What needs to be done: Your answer should be the lines of the listing that contain the word "برای".

Data listing:
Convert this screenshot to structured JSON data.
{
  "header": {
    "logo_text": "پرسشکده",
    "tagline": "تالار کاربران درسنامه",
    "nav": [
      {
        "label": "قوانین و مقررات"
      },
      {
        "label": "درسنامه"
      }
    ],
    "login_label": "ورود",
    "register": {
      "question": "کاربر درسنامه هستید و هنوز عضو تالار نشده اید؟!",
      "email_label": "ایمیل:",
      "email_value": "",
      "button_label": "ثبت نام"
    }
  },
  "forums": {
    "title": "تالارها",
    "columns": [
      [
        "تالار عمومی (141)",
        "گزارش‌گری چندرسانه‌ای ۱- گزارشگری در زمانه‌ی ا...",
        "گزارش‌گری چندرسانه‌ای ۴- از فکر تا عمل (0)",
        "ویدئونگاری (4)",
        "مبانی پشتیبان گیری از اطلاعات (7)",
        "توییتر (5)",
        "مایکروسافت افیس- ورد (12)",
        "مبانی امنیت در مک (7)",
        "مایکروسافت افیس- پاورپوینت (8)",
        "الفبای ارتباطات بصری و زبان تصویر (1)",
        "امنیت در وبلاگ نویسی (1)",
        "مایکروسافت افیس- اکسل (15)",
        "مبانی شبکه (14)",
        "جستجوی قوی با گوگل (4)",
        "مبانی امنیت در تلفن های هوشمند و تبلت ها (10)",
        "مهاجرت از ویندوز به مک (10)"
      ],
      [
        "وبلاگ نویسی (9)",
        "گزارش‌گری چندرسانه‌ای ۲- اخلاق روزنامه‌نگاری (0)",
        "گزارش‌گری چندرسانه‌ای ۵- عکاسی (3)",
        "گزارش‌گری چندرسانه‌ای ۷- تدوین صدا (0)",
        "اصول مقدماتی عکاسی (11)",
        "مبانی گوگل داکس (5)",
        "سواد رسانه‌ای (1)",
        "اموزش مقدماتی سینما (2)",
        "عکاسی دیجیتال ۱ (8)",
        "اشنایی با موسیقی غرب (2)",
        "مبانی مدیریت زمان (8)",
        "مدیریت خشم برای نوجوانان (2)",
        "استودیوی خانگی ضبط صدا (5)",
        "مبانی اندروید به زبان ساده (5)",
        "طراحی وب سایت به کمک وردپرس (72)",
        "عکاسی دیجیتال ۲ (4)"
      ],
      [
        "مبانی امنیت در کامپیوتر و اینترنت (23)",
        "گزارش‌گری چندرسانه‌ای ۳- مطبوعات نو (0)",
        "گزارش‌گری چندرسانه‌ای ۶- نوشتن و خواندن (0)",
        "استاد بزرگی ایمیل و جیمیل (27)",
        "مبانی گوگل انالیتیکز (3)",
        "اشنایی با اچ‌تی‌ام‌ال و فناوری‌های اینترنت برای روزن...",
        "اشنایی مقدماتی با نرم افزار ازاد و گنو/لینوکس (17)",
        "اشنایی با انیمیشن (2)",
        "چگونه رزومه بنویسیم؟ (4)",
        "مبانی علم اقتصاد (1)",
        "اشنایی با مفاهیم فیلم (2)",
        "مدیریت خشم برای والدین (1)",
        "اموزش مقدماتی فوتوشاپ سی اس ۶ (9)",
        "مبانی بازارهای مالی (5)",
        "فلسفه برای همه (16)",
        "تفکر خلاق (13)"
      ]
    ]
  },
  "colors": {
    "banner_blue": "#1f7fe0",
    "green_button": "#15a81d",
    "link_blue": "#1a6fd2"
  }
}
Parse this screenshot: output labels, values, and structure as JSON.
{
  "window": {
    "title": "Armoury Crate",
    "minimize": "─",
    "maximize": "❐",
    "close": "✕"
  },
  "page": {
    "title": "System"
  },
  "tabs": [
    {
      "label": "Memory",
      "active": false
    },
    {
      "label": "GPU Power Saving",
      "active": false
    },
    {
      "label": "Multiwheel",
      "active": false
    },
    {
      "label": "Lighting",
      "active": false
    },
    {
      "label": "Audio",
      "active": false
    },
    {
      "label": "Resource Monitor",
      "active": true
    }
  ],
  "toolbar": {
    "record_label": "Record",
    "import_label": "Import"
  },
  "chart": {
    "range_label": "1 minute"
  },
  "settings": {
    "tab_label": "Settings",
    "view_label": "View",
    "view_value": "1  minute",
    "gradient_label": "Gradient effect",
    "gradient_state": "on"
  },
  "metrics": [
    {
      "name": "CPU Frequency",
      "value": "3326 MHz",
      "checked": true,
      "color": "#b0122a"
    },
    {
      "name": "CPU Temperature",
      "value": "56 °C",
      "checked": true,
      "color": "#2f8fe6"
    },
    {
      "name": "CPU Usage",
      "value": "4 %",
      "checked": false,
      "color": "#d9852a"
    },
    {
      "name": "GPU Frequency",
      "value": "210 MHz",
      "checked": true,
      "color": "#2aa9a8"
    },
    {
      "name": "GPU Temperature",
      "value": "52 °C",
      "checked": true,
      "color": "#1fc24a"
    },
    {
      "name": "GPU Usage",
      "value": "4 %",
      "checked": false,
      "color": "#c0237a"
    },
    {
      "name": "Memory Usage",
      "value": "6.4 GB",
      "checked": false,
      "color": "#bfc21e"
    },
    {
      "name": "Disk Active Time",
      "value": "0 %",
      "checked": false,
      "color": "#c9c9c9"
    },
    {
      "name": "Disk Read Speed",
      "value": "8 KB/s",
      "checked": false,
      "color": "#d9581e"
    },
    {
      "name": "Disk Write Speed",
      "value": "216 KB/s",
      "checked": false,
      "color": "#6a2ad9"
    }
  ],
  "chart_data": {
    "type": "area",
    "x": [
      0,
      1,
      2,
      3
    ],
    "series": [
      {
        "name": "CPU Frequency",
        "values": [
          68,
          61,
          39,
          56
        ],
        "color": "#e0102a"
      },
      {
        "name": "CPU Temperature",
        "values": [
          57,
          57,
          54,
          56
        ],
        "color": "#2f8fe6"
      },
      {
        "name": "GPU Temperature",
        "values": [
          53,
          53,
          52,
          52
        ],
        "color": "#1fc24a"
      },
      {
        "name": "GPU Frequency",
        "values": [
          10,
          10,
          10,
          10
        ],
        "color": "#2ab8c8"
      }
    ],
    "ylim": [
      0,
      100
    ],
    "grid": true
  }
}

The completed task:
        "مدیریت خشم برای نوجوانان (2)",
        "اشنایی با اچ‌تی‌ام‌ال و فناوری‌های اینترنت برای روزن...",
        "مدیریت خشم برای والدین (1)",
        "فلسفه برای همه (16)",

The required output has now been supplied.